verb (used without object), di·a·logued, di·a·logu·ing.
verb (used with object), di·a·logued, di·a·logu·ing.
Origin of dialogue
Examples from the Web for dialogue
Hitchcock has a few preliminary ideas for camera moves, and I make a few proposals about characterization and dialogue.
Each time he mentions a story point or repeats an exchange of dialogue, he glances up to see if she's smiling.
It has been incredible to explore so many artistic avenues when it comes to having a dialogue about a very serious disease.
Nor, however, did it opt for opening a dialogue with the civil society.
"Moscow's medical reform should be conducted in dialogue with the public," Vlasov said.
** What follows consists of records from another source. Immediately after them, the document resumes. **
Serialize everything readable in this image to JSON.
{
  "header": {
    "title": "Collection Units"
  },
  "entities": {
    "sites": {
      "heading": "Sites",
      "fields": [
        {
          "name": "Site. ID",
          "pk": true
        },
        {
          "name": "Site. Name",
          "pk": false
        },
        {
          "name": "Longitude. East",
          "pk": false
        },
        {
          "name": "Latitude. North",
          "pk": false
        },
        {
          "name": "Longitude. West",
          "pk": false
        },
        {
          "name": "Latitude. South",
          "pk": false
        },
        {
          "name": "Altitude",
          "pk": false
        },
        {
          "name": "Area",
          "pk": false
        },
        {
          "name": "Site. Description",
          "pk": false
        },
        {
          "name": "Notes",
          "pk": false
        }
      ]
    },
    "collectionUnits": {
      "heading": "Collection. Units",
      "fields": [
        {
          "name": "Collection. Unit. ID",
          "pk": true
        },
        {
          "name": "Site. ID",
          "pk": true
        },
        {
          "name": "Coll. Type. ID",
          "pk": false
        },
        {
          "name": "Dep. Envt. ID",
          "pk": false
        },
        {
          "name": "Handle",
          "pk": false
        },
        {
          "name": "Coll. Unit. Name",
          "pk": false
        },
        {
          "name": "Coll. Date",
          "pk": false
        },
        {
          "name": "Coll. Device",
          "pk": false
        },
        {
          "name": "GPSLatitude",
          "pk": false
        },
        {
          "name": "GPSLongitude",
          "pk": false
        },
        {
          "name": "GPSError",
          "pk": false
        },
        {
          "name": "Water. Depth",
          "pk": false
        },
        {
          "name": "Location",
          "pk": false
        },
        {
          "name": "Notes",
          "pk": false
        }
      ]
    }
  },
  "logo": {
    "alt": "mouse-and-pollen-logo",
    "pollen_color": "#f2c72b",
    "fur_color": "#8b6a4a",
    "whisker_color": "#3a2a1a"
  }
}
We will present a stenographic report of the dialogue which then ensued, to the best of our ability.Les Misrables|Victor Hugo
But to return to our dialogue: "Excuse me, sir," said the clerk, "did you say your name is spelt with Dar or Tar?"The Cross of Berny|Emile de Girardin
Then, valuable as dialogue is, it may be redundant, and make a play "flabby."The Black Cat|John Todhunter
The Dialogue allows these and related distinctions to emerge, even though it does not grapple with their implications.A Dialogue upon the Gardens|William Gilpin
(For my own part I think there is nothing more tedious than dialogue).The Wonderful Visit|Herbert George Wells
British Dictionary definitions for dialogue
often US dialog
Word Origin for dialogue
Word Origin and History for dialogue
early 13c., "literary work consisting of a conversation between two or more persons," from Old French dialoge, from Latin dialogus, from Greek dialogos "conversation, dialogue," related to dialogesthai "converse," from dia- "across" (see dia-) + legein "speak" (see lecture (n.)).
Sense broadened to "a conversation" c.1400. Mistaken belief that it can only mean "conversation between two persons" is from confusion of dia- and di- (1). A word for "conversation between two persons" is the hybrid duologue (1864).